Dr. Nadine Tinne | Laser Zentrum Hannover e.V.

More articles from Process Engineering:

nachricht Quick, Precise, but not Cold
17.05.2017 | Fraunhofer-Institut für Lasertechnik ILT

nachricht A laser for divers
03.05.2017 | Laser Zentrum Hannover e.V.

All articles from Process Engineering >>>

The most recent press releases about innovation >>>

Die letzten 5 Focus-News des innovations-reports im Überblick:

Im Focus: Manipulating Electron Spins Without Loss of Information

Physicists have developed a new technique that uses electrical voltages to control the electron spin on a chip. The newly-developed method provides protection from spin decay, meaning that the contained information can be maintained and transmitted over comparatively large distances, as has been demonstrated by a team from the University of Basel’s Department of Physics and the Swiss Nanoscience Institute. The results have been published in Physical Review X.

For several years, researchers have been trying to use the spin of an electron to store and transmit information. The spin of each electron is always coupled...

Im Focus: The proton precisely weighted

What is the mass of a proton? Scientists from Germany and Japan successfully did an important step towards the most exact knowledge of this fundamental constant. By means of precision measurements on a single proton, they could improve the precision by a factor of three and also correct the existing value.

To determine the mass of a single proton still more accurate – a group of physicists led by Klaus Blaum and Sven Sturm of the Max Planck Institute for Nuclear...

Im Focus: On the way to a biological alternative
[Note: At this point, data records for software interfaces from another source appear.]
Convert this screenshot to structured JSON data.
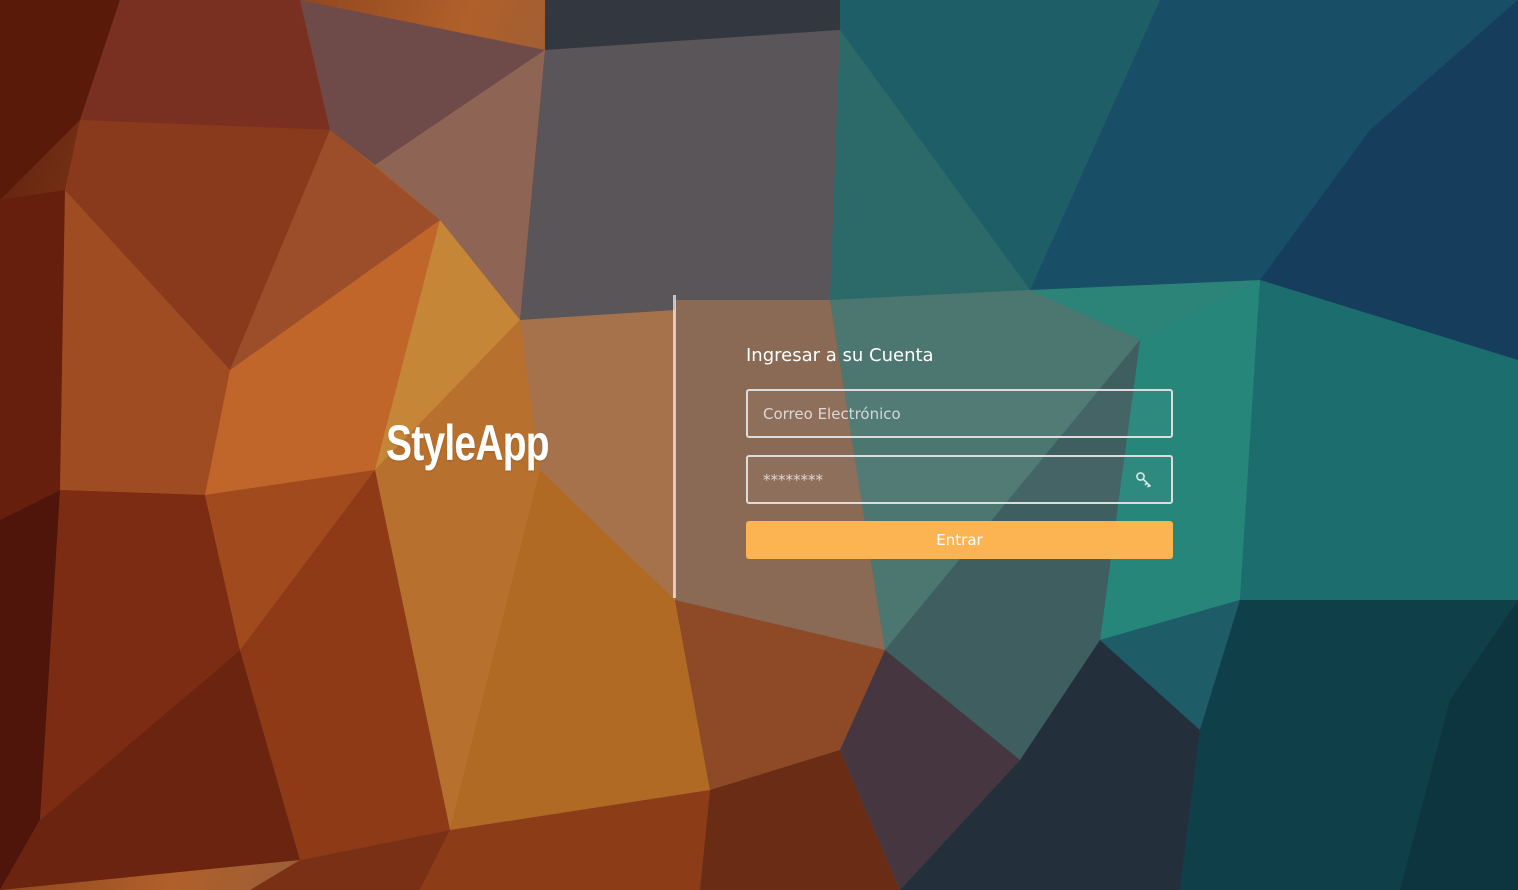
{
  "brand": {
    "name": "StyleApp"
  },
  "login": {
    "title": "Ingresar a su Cuenta",
    "email_placeholder": "Correo Electrónico",
    "password_placeholder": "********",
    "password_icon": "key-icon",
    "submit_label": "Entrar"
  },
  "colors": {
    "accent": "#fbb451",
    "field_border": "#dcdcdc"
  }
}
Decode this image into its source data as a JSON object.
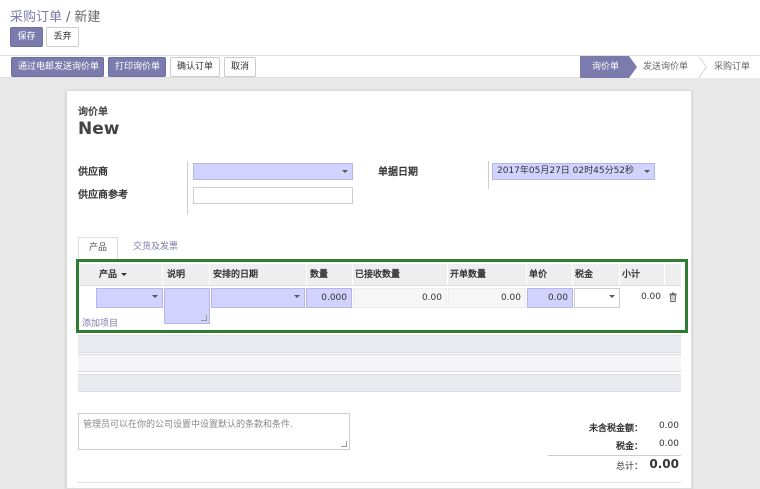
{
  "breadcrumb": {
    "parent": "采购订单",
    "separator": "/",
    "current": "新建"
  },
  "toolbar": {
    "save_label": "保存",
    "discard_label": "丢弃"
  },
  "actions": {
    "send_email": "通过电邮发送询价单",
    "print_rfq": "打印询价单",
    "confirm_order": "确认订单",
    "cancel": "取消"
  },
  "stages": [
    {
      "label": "询价单",
      "active": true
    },
    {
      "label": "发送询价单",
      "active": false
    },
    {
      "label": "采购订单",
      "active": false
    }
  ],
  "form": {
    "doc_type": "询价单",
    "title": "New",
    "vendor_label": "供应商",
    "vendor_value": "",
    "vendor_ref_label": "供应商参考",
    "vendor_ref_value": "",
    "order_date_label": "单据日期",
    "order_date_value": "2017年05月27日 02时45分52秒"
  },
  "tabs": [
    {
      "label": "产品",
      "active": true
    },
    {
      "label": "交货及发票",
      "active": false
    }
  ],
  "order_lines": {
    "columns": [
      "产品",
      "说明",
      "安排的日期",
      "数量",
      "已接收数量",
      "开单数量",
      "单价",
      "税金",
      "小计"
    ],
    "row": {
      "product": "",
      "description": "",
      "scheduled_date": "",
      "quantity": "0.000",
      "qty_received": "0.00",
      "qty_invoiced": "0.00",
      "unit_price": "0.00",
      "taxes": "",
      "subtotal": "0.00"
    },
    "add_line": "添加项目"
  },
  "notes_placeholder": "管理员可以在你的公司设置中设置默认的条款和条件.",
  "totals": {
    "untaxed_label": "未含税金额：",
    "untaxed_value": "0.00",
    "tax_label": "税金：",
    "tax_value": "0.00",
    "total_label": "总计：",
    "total_value": "0.00"
  },
  "colors": {
    "primary": "#7c7bad",
    "required_field": "#d2d2ff",
    "highlight": "#2e7d32"
  },
  "icons": {
    "delete_row": "trash-icon",
    "dropdown": "chevron-down-icon"
  }
}
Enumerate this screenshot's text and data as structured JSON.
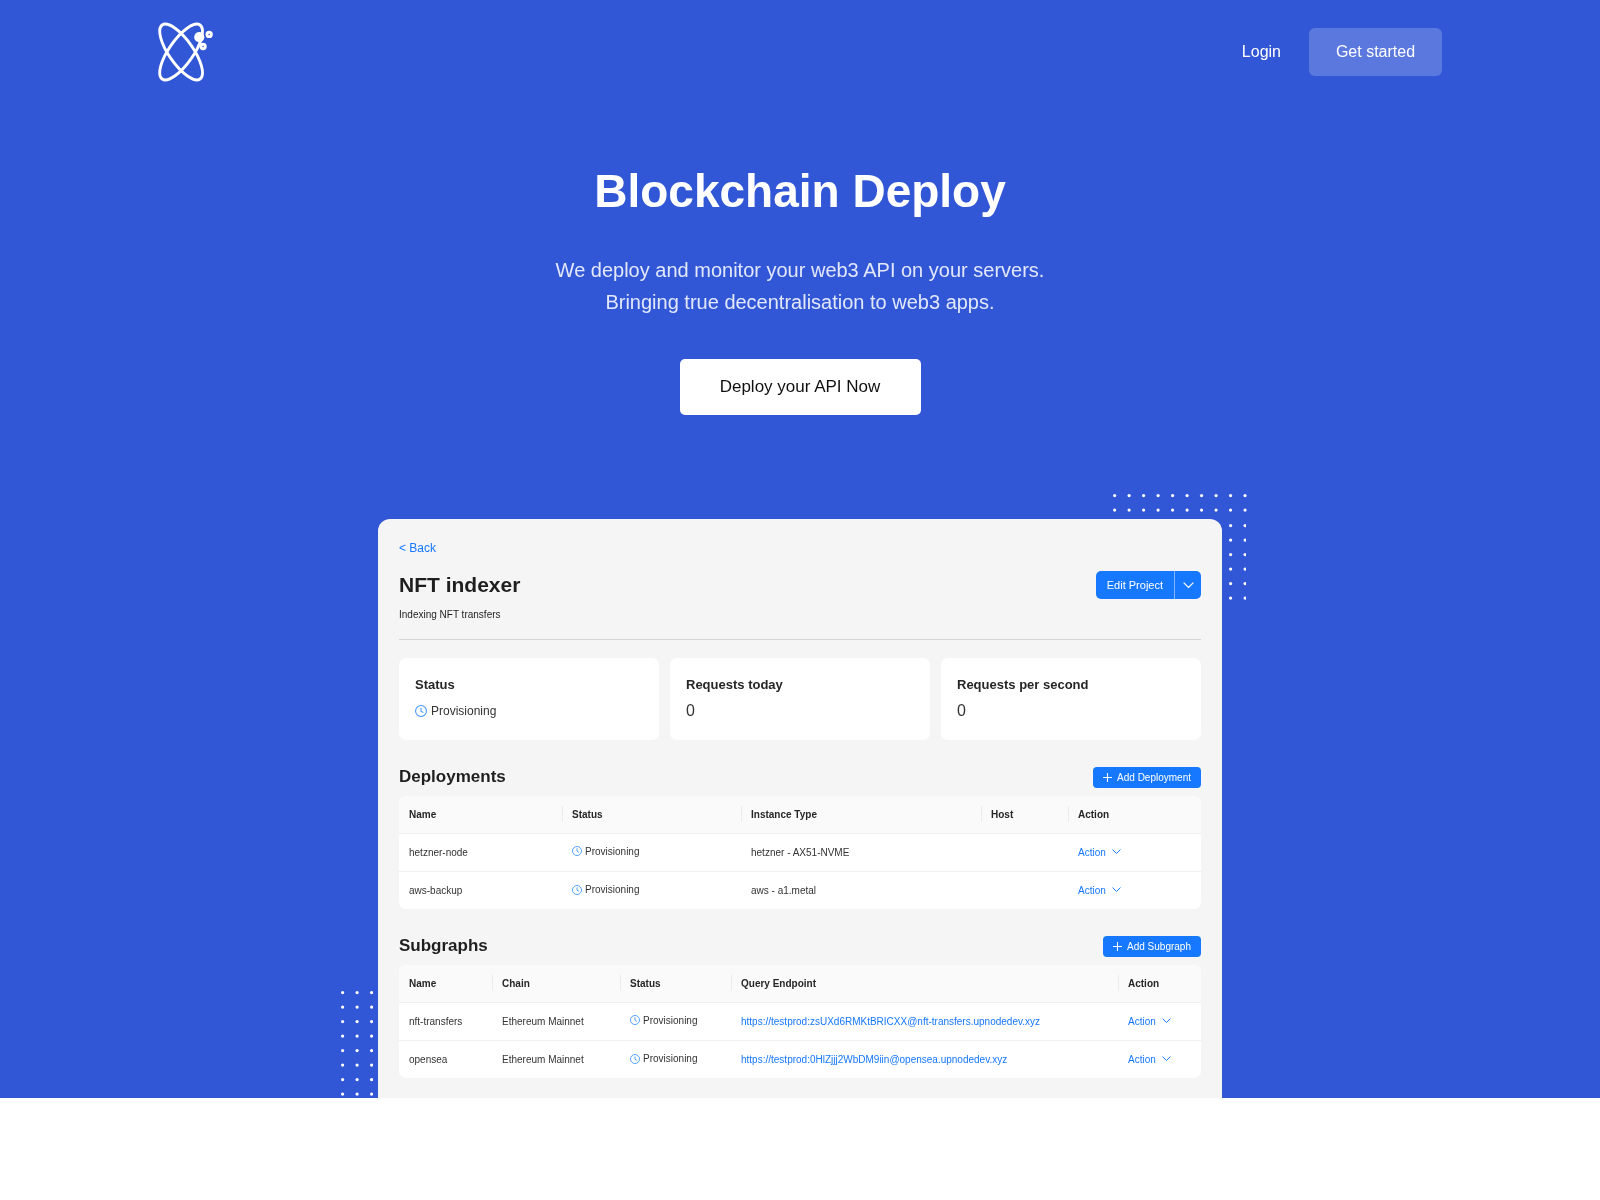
{
  "header": {
    "login": "Login",
    "get_started": "Get started"
  },
  "hero": {
    "title": "Blockchain Deploy",
    "subtitle_lines": [
      "We deploy and monitor your web3 API on your servers.",
      "Bringing true decentralisation to web3 apps."
    ],
    "button": "Deploy your API Now"
  },
  "dashboard": {
    "back": "< Back",
    "title": "NFT indexer",
    "description": "Indexing NFT transfers",
    "edit_button": "Edit Project",
    "stats": [
      {
        "label": "Status",
        "value": "Provisioning",
        "kind": "status"
      },
      {
        "label": "Requests today",
        "value": "0",
        "kind": "count"
      },
      {
        "label": "Requests per second",
        "value": "0",
        "kind": "count"
      }
    ],
    "deployments": {
      "title": "Deployments",
      "add_button": "Add Deployment",
      "columns": [
        "Name",
        "Status",
        "Instance Type",
        "Host",
        "Action"
      ],
      "rows": [
        {
          "name": "hetzner-node",
          "status": "Provisioning",
          "instance_type": "hetzner - AX51-NVME",
          "action": "Action"
        },
        {
          "name": "aws-backup",
          "status": "Provisioning",
          "instance_type": "aws - a1.metal",
          "action": "Action"
        }
      ]
    },
    "subgraphs": {
      "title": "Subgraphs",
      "add_button": "Add Subgraph",
      "columns": [
        "Name",
        "Chain",
        "Status",
        "Query Endpoint",
        "Action"
      ],
      "rows": [
        {
          "name": "nft-transfers",
          "chain": "Ethereum Mainnet",
          "status": "Provisioning",
          "query_endpoint": "https://testprod:zsUXd6RMKtBRICXX@nft-transfers.upnodedev.xyz",
          "action": "Action"
        },
        {
          "name": "opensea",
          "chain": "Ethereum Mainnet",
          "status": "Provisioning",
          "query_endpoint": "https://testprod:0HlZjjj2WbDM9iin@opensea.upnodedev.xyz",
          "action": "Action"
        }
      ]
    }
  }
}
A bacterial enzyme enables reactions that open up alternatives to key industrial chemical processes

The research team of Prof. Dr. Oliver Einsle at the University of Freiburg's Institute of Biochemistry has long been exploring the functioning of nitrogenase....

Im Focus: The 1 trillion tonne iceberg

Larsen C Ice Shelf rift finally breaks through

A one trillion tonne iceberg - one of the biggest ever recorded -- has calved away from the Larsen C Ice Shelf in Antarctica, after a rift in the ice,...

Im Focus: Laser-cooled ions contribute to better understanding of friction

Physics supports biology: Researchers from PTB have developed a model system to investigate friction phenomena with atomic precision

Friction: what you want from car brakes, otherwise rather a nuisance. In any case, it is useful to know as precisely as possible how friction phenomena arise –...

All Focus news of the innovation-report >>>

Anzeige

Anzeige

Event News

»We are bringing Additive Manufacturing to SMEs«

19.07.2017 | Event News

The technology with a feel for feelings

12.07.2017 | Event News

Leipzig HTP-Forum discusses "hydrothermal processes" as a key technology for a biobased economy

12.07.2017 | Event News

 
Latest News

Self-disposing supramolecular materials with a tunable lifetime

19.07.2017 | Materials Sciences

Pause to read the traffic sign: regulation of DNA transcription in bacteria

19.07.2017 | Life Sciences

Manipulating Electron Spins Without Loss of Information

19.07.2017 | Physics and Astronomy

VideoLinks
B2B-VideoLinks
More VideoLinks >>>